■ **How to complete this task**:
The required output is the full listing below, reproduced word for word.

■ **Input**:

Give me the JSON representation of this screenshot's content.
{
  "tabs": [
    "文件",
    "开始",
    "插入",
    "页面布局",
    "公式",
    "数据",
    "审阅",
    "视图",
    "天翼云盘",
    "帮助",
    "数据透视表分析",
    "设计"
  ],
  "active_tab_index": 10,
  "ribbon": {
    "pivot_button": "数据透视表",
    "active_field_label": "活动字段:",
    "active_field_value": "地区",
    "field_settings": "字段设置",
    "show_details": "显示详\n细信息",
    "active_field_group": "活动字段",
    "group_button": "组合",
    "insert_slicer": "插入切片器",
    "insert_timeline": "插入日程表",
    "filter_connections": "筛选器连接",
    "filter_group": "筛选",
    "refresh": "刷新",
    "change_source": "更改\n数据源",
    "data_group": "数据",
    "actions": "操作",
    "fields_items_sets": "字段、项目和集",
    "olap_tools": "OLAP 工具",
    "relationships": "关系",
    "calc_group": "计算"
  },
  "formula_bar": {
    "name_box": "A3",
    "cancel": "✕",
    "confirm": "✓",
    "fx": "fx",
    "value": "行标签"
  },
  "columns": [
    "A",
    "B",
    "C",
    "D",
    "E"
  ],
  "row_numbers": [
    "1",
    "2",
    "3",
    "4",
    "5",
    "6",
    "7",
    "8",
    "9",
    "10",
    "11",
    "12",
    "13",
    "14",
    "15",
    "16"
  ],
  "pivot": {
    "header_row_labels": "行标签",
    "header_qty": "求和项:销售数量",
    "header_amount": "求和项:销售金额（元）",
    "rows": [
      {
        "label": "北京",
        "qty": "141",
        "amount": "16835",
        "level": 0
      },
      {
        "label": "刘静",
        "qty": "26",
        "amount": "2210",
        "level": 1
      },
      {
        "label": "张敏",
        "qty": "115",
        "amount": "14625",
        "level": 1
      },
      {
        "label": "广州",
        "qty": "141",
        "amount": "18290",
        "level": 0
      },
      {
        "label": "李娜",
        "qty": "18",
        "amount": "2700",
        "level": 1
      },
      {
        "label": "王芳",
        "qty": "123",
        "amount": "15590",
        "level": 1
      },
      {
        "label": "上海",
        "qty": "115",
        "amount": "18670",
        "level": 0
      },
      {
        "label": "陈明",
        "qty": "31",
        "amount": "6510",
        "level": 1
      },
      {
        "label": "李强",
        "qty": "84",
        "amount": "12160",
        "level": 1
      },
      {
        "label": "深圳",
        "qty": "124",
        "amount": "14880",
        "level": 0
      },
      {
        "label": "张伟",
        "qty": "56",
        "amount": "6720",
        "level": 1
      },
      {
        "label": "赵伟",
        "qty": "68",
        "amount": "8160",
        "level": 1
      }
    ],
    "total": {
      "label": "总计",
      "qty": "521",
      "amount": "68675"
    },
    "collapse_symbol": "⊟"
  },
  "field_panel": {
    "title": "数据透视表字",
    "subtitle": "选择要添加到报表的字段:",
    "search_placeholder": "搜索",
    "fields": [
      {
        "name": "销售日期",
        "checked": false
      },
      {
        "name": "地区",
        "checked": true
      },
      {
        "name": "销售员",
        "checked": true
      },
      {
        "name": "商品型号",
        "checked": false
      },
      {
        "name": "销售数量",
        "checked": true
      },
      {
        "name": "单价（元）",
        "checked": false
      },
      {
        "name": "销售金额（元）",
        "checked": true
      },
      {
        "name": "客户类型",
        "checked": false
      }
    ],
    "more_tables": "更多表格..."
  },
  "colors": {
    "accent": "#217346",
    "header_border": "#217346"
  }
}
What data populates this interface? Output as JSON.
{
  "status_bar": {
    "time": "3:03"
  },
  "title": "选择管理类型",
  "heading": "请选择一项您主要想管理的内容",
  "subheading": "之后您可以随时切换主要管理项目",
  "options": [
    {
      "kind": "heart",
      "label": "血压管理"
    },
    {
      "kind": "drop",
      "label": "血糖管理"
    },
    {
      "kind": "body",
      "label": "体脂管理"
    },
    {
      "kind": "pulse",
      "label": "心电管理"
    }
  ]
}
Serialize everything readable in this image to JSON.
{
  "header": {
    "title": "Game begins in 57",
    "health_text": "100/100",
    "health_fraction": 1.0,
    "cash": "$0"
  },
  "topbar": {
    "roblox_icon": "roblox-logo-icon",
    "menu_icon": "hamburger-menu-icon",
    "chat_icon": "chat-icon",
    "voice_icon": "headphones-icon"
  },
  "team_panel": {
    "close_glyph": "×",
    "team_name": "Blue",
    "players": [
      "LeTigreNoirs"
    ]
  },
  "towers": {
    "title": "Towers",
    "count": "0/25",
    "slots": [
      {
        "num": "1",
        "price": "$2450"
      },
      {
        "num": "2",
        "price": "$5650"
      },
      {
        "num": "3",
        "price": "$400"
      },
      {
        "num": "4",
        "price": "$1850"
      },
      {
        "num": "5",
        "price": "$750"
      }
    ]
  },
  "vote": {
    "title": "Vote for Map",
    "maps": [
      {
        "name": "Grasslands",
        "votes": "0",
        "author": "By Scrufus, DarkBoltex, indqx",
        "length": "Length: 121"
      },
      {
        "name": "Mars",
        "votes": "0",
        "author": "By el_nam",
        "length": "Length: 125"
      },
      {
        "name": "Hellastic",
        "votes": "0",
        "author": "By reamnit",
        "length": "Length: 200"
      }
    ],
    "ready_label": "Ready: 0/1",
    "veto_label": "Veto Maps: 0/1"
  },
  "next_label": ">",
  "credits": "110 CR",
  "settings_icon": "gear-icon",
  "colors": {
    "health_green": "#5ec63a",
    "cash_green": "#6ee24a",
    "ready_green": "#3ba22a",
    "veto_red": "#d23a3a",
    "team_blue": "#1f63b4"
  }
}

■ **Your solution**:
Give me the JSON representation of this screenshot's content.
{
  "tabs": [
    "文件",
    "开始",
    "插入",
    "页面布局",
    "公式",
    "数据",
    "审阅",
    "视图",
    "天翼云盘",
    "帮助",
    "数据透视表分析",
    "设计"
  ],
  "active_tab_index": 10,
  "ribbon": {
    "pivot_button": "数据透视表",
    "active_field_label": "活动字段:",
    "active_field_value": "地区",
    "field_settings": "字段设置",
    "show_details": "显示详\n细信息",
    "active_field_group": "活动字段",
    "group_button": "组合",
    "insert_slicer": "插入切片器",
    "insert_timeline": "插入日程表",
    "filter_connections": "筛选器连接",
    "filter_group": "筛选",
    "refresh": "刷新",
    "change_source": "更改\n数据源",
    "data_group": "数据",
    "actions": "操作",
    "fields_items_sets": "字段、项目和集",
    "olap_tools": "OLAP 工具",
    "relationships": "关系",
    "calc_group": "计算"
  },
  "formula_bar": {
    "name_box": "A3",
    "cancel": "✕",
    "confirm": "✓",
    "fx": "fx",
    "value": "行标签"
  },
  "columns": [
    "A",
    "B",
    "C",
    "D",
    "E"
  ],
  "row_numbers": [
    "1",
    "2",
    "3",
    "4",
    "5",
    "6",
    "7",
    "8",
    "9",
    "10",
    "11",
    "12",
    "13",
    "14",
    "15",
    "16"
  ],
  "pivot": {
    "header_row_labels": "行标签",
    "header_qty": "求和项:销售数量",
    "header_amount": "求和项:销售金额（元）",
    "rows": [
      {
        "label": "北京",
        "qty": "141",
        "amount": "16835",
        "level": 0
      },
      {
        "label": "刘静",
        "qty": "26",
        "amount": "2210",
        "level": 1
      },
      {
        "label": "张敏",
        "qty": "115",
        "amount": "14625",
        "level": 1
      },
      {
        "label": "广州",
        "qty": "141",
        "amount": "18290",
        "level": 0
      },
      {
        "label": "李娜",
        "qty": "18",
        "amount": "2700",
        "level": 1
      },
      {
        "label": "王芳",
        "qty": "123",
        "amount": "15590",
        "level": 1
      },
      {
        "label": "上海",
        "qty": "115",
        "amount": "18670",
        "level": 0
      },
      {
        "label": "陈明",
        "qty": "31",
        "amount": "6510",
        "level": 1
      },
      {
        "label": "李强",
        "qty": "84",
        "amount": "12160",
        "level": 1
      },
      {
        "label": "深圳",
        "qty": "124",
        "amount": "14880",
        "level": 0
      },
      {
        "label": "张伟",
        "qty": "56",
        "amount": "6720",
        "level": 1
      },
      {
        "label": "赵伟",
        "qty": "68",
        "amount": "8160",
        "level": 1
      }
    ],
    "total": {
      "label": "总计",
      "qty": "521",
      "amount": "68675"
    },
    "collapse_symbol": "⊟"
  },
  "field_panel": {
    "title": "数据透视表字",
    "subtitle": "选择要添加到报表的字段:",
    "search_placeholder": "搜索",
    "fields": [
      {
        "name": "销售日期",
        "checked": false
      },
      {
        "name": "地区",
        "checked": true
      },
      {
        "name": "销售员",
        "checked": true
      },
      {
        "name": "商品型号",
        "checked": false
      },
      {
        "name": "销售数量",
        "checked": true
      },
      {
        "name": "单价（元）",
        "checked": false
      },
      {
        "name": "销售金额（元）",
        "checked": true
      },
      {
        "name": "客户类型",
        "checked": false
      }
    ],
    "more_tables": "更多表格..."
  },
  "colors": {
    "accent": "#217346",
    "header_border": "#217346"
  }
}
What data populates this interface? Output as JSON.
{
  "status_bar": {
    "time": "3:03"
  },
  "title": "选择管理类型",
  "heading": "请选择一项您主要想管理的内容",
  "subheading": "之后您可以随时切换主要管理项目",
  "options": [
    {
      "kind": "heart",
      "label": "血压管理"
    },
    {
      "kind": "drop",
      "label": "血糖管理"
    },
    {
      "kind": "body",
      "label": "体脂管理"
    },
    {
      "kind": "pulse",
      "label": "心电管理"
    }
  ]
}
Serialize everything readable in this image to JSON.
{
  "header": {
    "title": "Game begins in 57",
    "health_text": "100/100",
    "health_fraction": 1.0,
    "cash": "$0"
  },
  "topbar": {
    "roblox_icon": "roblox-logo-icon",
    "menu_icon": "hamburger-menu-icon",
    "chat_icon": "chat-icon",
    "voice_icon": "headphones-icon"
  },
  "team_panel": {
    "close_glyph": "×",
    "team_name": "Blue",
    "players": [
      "LeTigreNoirs"
    ]
  },
  "towers": {
    "title": "Towers",
    "count": "0/25",
    "slots": [
      {
        "num": "1",
        "price": "$2450"
      },
      {
        "num": "2",
        "price": "$5650"
      },
      {
        "num": "3",
        "price": "$400"
      },
      {
        "num": "4",
        "price": "$1850"
      },
      {
        "num": "5",
        "price": "$750"
      }
    ]
  },
  "vote": {
    "title": "Vote for Map",
    "maps": [
      {
        "name": "Grasslands",
        "votes": "0",
        "author": "By Scrufus, DarkBoltex, indqx",
        "length": "Length: 121"
      },
      {
        "name": "Mars",
        "votes": "0",
        "author": "By el_nam",
        "length": "Length: 125"
      },
      {
        "name": "Hellastic",
        "votes": "0",
        "author": "By reamnit",
        "length": "Length: 200"
      }
    ],
    "ready_label": "Ready: 0/1",
    "veto_label": "Veto Maps: 0/1"
  },
  "next_label": ">",
  "credits": "110 CR",
  "settings_icon": "gear-icon",
  "colors": {
    "health_green": "#5ec63a",
    "cash_green": "#6ee24a",
    "ready_green": "#3ba22a",
    "veto_red": "#d23a3a",
    "team_blue": "#1f63b4"
  }
}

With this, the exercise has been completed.